**Aim of the exercise**: Output every line below exactly.

**Data to process**:
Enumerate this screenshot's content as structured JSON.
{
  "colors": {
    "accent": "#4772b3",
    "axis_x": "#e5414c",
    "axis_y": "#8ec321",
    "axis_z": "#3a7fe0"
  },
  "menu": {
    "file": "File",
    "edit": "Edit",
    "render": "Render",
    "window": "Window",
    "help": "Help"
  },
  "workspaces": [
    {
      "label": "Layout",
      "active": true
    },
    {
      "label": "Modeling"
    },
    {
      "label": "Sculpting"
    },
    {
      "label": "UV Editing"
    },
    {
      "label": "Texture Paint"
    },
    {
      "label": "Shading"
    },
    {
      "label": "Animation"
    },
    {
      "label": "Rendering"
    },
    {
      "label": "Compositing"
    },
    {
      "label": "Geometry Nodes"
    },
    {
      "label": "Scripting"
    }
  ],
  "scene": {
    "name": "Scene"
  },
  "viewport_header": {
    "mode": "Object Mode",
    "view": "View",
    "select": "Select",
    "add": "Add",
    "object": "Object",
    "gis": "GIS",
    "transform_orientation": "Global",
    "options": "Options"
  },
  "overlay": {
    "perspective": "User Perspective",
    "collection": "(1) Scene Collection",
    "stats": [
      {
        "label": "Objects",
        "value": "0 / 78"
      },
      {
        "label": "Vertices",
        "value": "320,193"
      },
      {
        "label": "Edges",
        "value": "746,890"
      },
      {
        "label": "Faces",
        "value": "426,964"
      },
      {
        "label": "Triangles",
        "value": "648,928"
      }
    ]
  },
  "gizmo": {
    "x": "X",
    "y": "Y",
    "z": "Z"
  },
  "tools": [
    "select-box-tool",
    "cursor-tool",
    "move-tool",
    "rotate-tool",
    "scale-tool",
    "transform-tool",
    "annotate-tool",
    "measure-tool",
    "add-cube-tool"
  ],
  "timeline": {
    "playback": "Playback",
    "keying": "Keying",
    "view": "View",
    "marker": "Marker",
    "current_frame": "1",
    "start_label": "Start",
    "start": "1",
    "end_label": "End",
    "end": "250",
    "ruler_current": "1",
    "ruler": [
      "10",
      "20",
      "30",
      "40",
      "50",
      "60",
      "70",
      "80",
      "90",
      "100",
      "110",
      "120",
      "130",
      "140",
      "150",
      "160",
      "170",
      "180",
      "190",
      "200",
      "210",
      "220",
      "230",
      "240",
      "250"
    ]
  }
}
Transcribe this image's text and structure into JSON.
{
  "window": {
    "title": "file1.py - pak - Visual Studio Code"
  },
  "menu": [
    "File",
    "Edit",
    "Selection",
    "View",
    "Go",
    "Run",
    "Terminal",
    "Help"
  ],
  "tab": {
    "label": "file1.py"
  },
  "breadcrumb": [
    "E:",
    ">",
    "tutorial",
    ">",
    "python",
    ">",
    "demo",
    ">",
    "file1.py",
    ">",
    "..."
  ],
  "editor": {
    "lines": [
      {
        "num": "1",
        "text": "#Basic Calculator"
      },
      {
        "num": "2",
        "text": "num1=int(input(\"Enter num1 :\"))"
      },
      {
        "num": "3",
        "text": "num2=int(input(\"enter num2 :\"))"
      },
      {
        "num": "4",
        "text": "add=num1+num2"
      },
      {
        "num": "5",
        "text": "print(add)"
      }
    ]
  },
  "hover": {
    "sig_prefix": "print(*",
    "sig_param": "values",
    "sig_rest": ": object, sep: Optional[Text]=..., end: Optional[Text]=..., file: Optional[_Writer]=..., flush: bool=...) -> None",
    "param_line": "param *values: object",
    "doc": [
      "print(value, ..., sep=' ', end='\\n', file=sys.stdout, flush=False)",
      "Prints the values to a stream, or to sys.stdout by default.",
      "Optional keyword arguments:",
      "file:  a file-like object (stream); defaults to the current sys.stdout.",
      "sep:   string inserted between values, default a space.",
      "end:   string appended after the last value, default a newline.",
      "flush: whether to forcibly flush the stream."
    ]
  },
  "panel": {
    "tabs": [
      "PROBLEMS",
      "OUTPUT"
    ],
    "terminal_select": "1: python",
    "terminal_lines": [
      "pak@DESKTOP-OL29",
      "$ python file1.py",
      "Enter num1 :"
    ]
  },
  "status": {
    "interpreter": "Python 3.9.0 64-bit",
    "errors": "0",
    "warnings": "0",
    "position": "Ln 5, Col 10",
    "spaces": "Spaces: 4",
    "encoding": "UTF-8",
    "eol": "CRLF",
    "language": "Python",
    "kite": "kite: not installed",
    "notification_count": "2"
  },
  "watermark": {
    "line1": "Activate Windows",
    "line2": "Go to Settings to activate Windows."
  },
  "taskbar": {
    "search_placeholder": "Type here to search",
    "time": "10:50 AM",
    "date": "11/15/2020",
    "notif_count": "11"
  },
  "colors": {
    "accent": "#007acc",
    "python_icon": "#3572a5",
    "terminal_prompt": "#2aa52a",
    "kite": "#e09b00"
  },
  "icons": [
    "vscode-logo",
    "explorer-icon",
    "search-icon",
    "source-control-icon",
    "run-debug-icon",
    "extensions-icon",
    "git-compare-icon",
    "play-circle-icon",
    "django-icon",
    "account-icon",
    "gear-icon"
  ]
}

**Exercise answer**:
Enumerate this screenshot's content as structured JSON.
{
  "colors": {
    "accent": "#4772b3",
    "axis_x": "#e5414c",
    "axis_y": "#8ec321",
    "axis_z": "#3a7fe0"
  },
  "menu": {
    "file": "File",
    "edit": "Edit",
    "render": "Render",
    "window": "Window",
    "help": "Help"
  },
  "workspaces": [
    {
      "label": "Layout",
      "active": true
    },
    {
      "label": "Modeling"
    },
    {
      "label": "Sculpting"
    },
    {
      "label": "UV Editing"
    },
    {
      "label": "Texture Paint"
    },
    {
      "label": "Shading"
    },
    {
      "label": "Animation"
    },
    {
      "label": "Rendering"
    },
    {
      "label": "Compositing"
    },
    {
      "label": "Geometry Nodes"
    },
    {
      "label": "Scripting"
    }
  ],
  "scene": {
    "name": "Scene"
  },
  "viewport_header": {
    "mode": "Object Mode",
    "view": "View",
    "select": "Select",
    "add": "Add",
    "object": "Object",
    "gis": "GIS",
    "transform_orientation": "Global",
    "options": "Options"
  },
  "overlay": {
    "perspective": "User Perspective",
    "collection": "(1) Scene Collection",
    "stats": [
      {
        "label": "Objects",
        "value": "0 / 78"
      },
      {
        "label": "Vertices",
        "value": "320,193"
      },
      {
        "label": "Edges",
        "value": "746,890"
      },
      {
        "label": "Faces",
        "value": "426,964"
      },
      {
        "label": "Triangles",
        "value": "648,928"
      }
    ]
  },
  "gizmo": {
    "x": "X",
    "y": "Y",
    "z": "Z"
  },
  "tools": [
    "select-box-tool",
    "cursor-tool",
    "move-tool",
    "rotate-tool",
    "scale-tool",
    "transform-tool",
    "annotate-tool",
    "measure-tool",
    "add-cube-tool"
  ],
  "timeline": {
    "playback": "Playback",
    "keying": "Keying",
    "view": "View",
    "marker": "Marker",
    "current_frame": "1",
    "start_label": "Start",
    "start": "1",
    "end_label": "End",
    "end": "250",
    "ruler_current": "1",
    "ruler": [
      "10",
      "20",
      "30",
      "40",
      "50",
      "60",
      "70",
      "80",
      "90",
      "100",
      "110",
      "120",
      "130",
      "140",
      "150",
      "160",
      "170",
      "180",
      "190",
      "200",
      "210",
      "220",
      "230",
      "240",
      "250"
    ]
  }
}
Transcribe this image's text and structure into JSON.
{
  "window": {
    "title": "file1.py - pak - Visual Studio Code"
  },
  "menu": [
    "File",
    "Edit",
    "Selection",
    "View",
    "Go",
    "Run",
    "Terminal",
    "Help"
  ],
  "tab": {
    "label": "file1.py"
  },
  "breadcrumb": [
    "E:",
    ">",
    "tutorial",
    ">",
    "python",
    ">",
    "demo",
    ">",
    "file1.py",
    ">",
    "..."
  ],
  "editor": {
    "lines": [
      {
        "num": "1",
        "text": "#Basic Calculator"
      },
      {
        "num": "2",
        "text": "num1=int(input(\"Enter num1 :\"))"
      },
      {
        "num": "3",
        "text": "num2=int(input(\"enter num2 :\"))"
      },
      {
        "num": "4",
        "text": "add=num1+num2"
      },
      {
        "num": "5",
        "text": "print(add)"
      }
    ]
  },
  "hover": {
    "sig_prefix": "print(*",
    "sig_param": "values",
    "sig_rest": ": object, sep: Optional[Text]=..., end: Optional[Text]=..., file: Optional[_Writer]=..., flush: bool=...) -> None",
    "param_line": "param *values: object",
    "doc": [
      "print(value, ..., sep=' ', end='\\n', file=sys.stdout, flush=False)",
      "Prints the values to a stream, or to sys.stdout by default.",
      "Optional keyword arguments:",
      "file:  a file-like object (stream); defaults to the current sys.stdout.",
      "sep:   string inserted between values, default a space.",
      "end:   string appended after the last value, default a newline.",
      "flush: whether to forcibly flush the stream."
    ]
  },
  "panel": {
    "tabs": [
      "PROBLEMS",
      "OUTPUT"
    ],
    "terminal_select": "1: python",
    "terminal_lines": [
      "pak@DESKTOP-OL29",
      "$ python file1.py",
      "Enter num1 :"
    ]
  },
  "status": {
    "interpreter": "Python 3.9.0 64-bit",
    "errors": "0",
    "warnings": "0",
    "position": "Ln 5, Col 10",
    "spaces": "Spaces: 4",
    "encoding": "UTF-8",
    "eol": "CRLF",
    "language": "Python",
    "kite": "kite: not installed",
    "notification_count": "2"
  },
  "watermark": {
    "line1": "Activate Windows",
    "line2": "Go to Settings to activate Windows."
  },
  "taskbar": {
    "search_placeholder": "Type here to search",
    "time": "10:50 AM",
    "date": "11/15/2020",
    "notif_count": "11"
  },
  "colors": {
    "accent": "#007acc",
    "python_icon": "#3572a5",
    "terminal_prompt": "#2aa52a",
    "kite": "#e09b00"
  },
  "icons": [
    "vscode-logo",
    "explorer-icon",
    "search-icon",
    "source-control-icon",
    "run-debug-icon",
    "extensions-icon",
    "git-compare-icon",
    "play-circle-icon",
    "django-icon",
    "account-icon",
    "gear-icon"
  ]
}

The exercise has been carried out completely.